The metaphor brought her clarity. “It was the perfect way for me to teach what I was already sharing about boundaries, like keeping a lid on your jar, being aware of who has access to you, and [the sugar jar] became a visual way to understand how we can check in with ourselves.”
Today, Cheyenne’s expertise has catapulted her into a leading voice within the wellness industry. We caught up with the author and speaker to have her share tips on how to keep our sugar jar full, simple ways to set clear boundaries, silencing our inner critic, and more.
ESSENCE: “Boundaries” has become a buzzword in recent years as folks learn how to set and maintain them in their relationship and even with themselves. For those who are still coming to understand what this means, what are some first steps that you would recommend to start creating healthy boundaries?
Yasmine Cheyenne: Boundaries are kind of the rules that we put in place that govern the way we show up and the way people are allowed to show up with us in the relationship we have. They’re also how we show up with ourselves.
The first thing that’s helpful with setting boundaries is recognizing that boundaries are not ultimatums, meaning they’re not an opportunity for you to tell people what they need to do or what they have to do, or else. Boundaries are actually an opportunity to create clear communication and understanding of what’s okay for you and what’s not.

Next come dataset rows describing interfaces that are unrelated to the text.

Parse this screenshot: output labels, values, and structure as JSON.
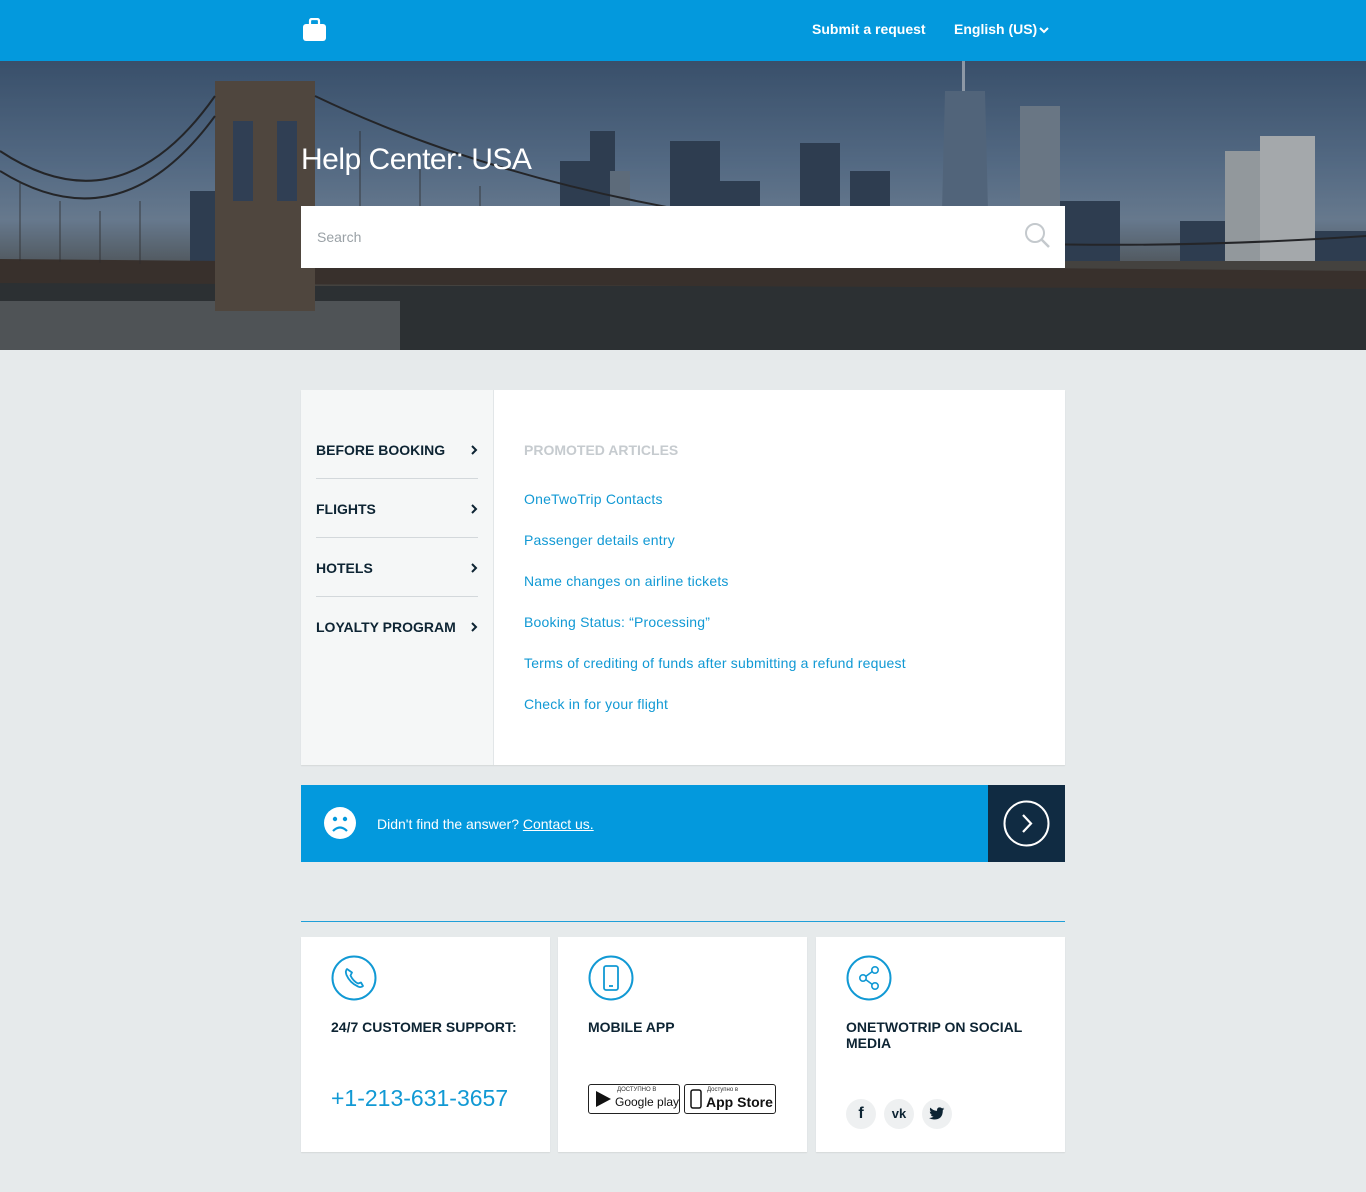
{
  "header": {
    "logo_icon": "briefcase-icon",
    "submit_request": "Submit a request",
    "language": "English (US)"
  },
  "hero": {
    "title": "Help Center: USA",
    "search_placeholder": "Search"
  },
  "sidebar": {
    "items": [
      {
        "label": "BEFORE BOOKING"
      },
      {
        "label": "FLIGHTS"
      },
      {
        "label": "HOTELS"
      },
      {
        "label": "LOYALTY PROGRAM"
      }
    ]
  },
  "promoted": {
    "heading": "PROMOTED ARTICLES",
    "articles": [
      "OneTwoTrip Contacts",
      "Passenger details entry",
      "Name changes on airline tickets",
      "Booking Status: “Processing”",
      "Terms of crediting of funds after submitting a refund request",
      "Check in for your flight"
    ]
  },
  "contact_bar": {
    "text": "Didn't find the answer?",
    "link": "Contact us."
  },
  "cards": {
    "support": {
      "title": "24/7 CUSTOMER SUPPORT:",
      "phone": "+1-213-631-3657"
    },
    "app": {
      "title": "MOBILE APP",
      "google_small": "ДОСТУПНО В",
      "google_big": "Google play",
      "apple_small": "Доступно в",
      "apple_big": "App Store"
    },
    "social": {
      "title": "ONETWOTRIP ON SOCIAL MEDIA",
      "facebook": "f",
      "vk": "vk",
      "twitter": "t"
    }
  },
  "colors": {
    "brand_blue": "#0399dd",
    "dark_navy": "#102b42",
    "link_blue": "#1199d4",
    "page_bg": "#e6eaeb"
  }
}
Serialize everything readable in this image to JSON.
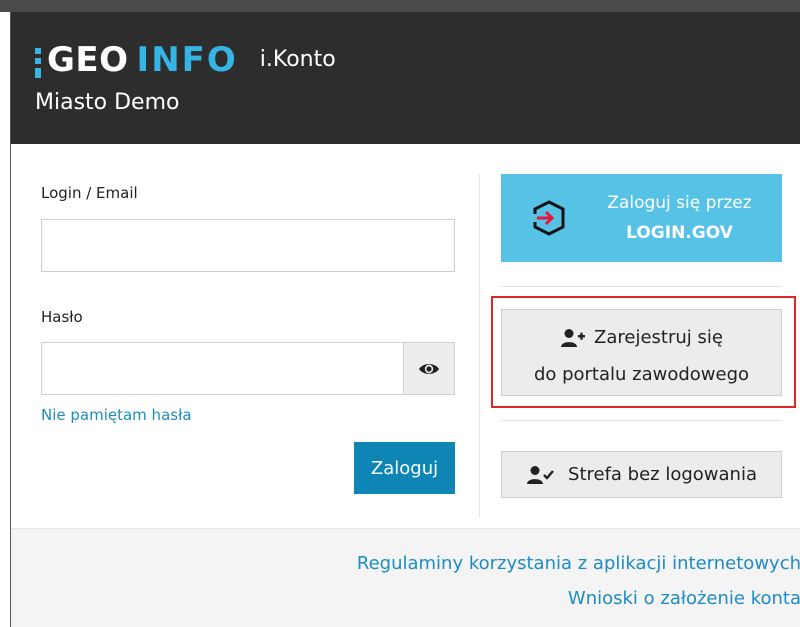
{
  "header": {
    "logo_geo": "GEO",
    "logo_info": "INFO",
    "app_name": "i.Konto",
    "city": "Miasto Demo"
  },
  "form": {
    "login_label": "Login / Email",
    "login_value": "",
    "password_label": "Hasło",
    "password_value": "",
    "show_password_icon": "eye-icon",
    "forgot_link": "Nie pamiętam hasła",
    "submit_label": "Zaloguj"
  },
  "side": {
    "gov_line1": "Zaloguj się przez",
    "gov_line2": "LOGIN.GOV",
    "gov_icon": "login-gov-icon",
    "register_line1": "Zarejestruj się",
    "register_line2": "do portalu zawodowego",
    "register_icon": "user-plus-icon",
    "nologin_label": "Strefa bez logowania",
    "nologin_icon": "user-check-icon"
  },
  "footer": {
    "link1": "Regulaminy korzystania z aplikacji internetowych",
    "link2": "Wnioski o założenie konta"
  },
  "colors": {
    "header_bg": "#2d2d2d",
    "accent": "#35b4e6",
    "submit_bg": "#0d86b6",
    "gov_bg": "#55c2e6",
    "highlight": "#e02424",
    "link": "#1c8cc3"
  }
}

It’s important to understand other people are going to have boundaries too so compromise is also going to be important in the boundary setting process.
As humans, sometimes we can experience emotions that lead us down a loop of negative thought patterns. I think of it as our “inner critic.” How can we go about separating our emotions so they don’t become a part of our identity?
When those stories come up within us, I remind myself that that’s not me speaking. Sometimes we think it’s us because it’s within us. But there are so many people we may have come in contact with — family members, people who were supposed to be friends, teachers, who have spoken harsh, critical things to us that we’re still repeating within us as truth.
The last piece that I want to add is yes, it’s important to be our own cheerleaders, and really support ourselves, but lean on your community because your community is going to remind you, when you don’t have the word, of how much you fought to be where you are and really hold that space to support you when things get tough.
How can we keep our sugar jar full?
Make sure that you are scheduling joy into your life on a regular basis. Joy is the ‘sugar’ that fills us up. When we are taking care of ourselves by having boundaries in place, we have more time and availability to access joy when we’re overwhelmed. When are scattered everywhere and everyone has access to us, we don’t have time for joy because we’re overwhelmed, overbooked, and burnt out. But when we have boundaries in place, and we’re doing those check-ins with ourselves, we can access joy in a way that feels tangible every single day.
Sometimes it seems like there’s an onslaught of advice and encouragement for the dark chapters of our lives, but I often wonder about the other side of that. What advice would you give to someone who is coming out of the darkness and peace looks unfamiliar?
This is usually where scarcity can show up. The fear of am I gonna lose it? What am I going to do that’s going to make it go away? I think it’s important that we recognize that there’s always going to be an ebb and flow. You could be in a place of peace in your life and still have a tough day and understanding that it doesn’t mean that you did anything wrong is an important place to start. In order to begin to maintain that peace, ease, and joy within you, remind yourself that you are a priority and that it’s important to put yourself first.
You ultimately want to ask yourself, how can I really allow myself to flourish by not getting in my own way? There will be those ebbs and flows and we don’t want to stop our growth or our journey out of fear of what might come and knock us off balance. Remind yourself that you got out of the darkness before and you’ll get out of it again.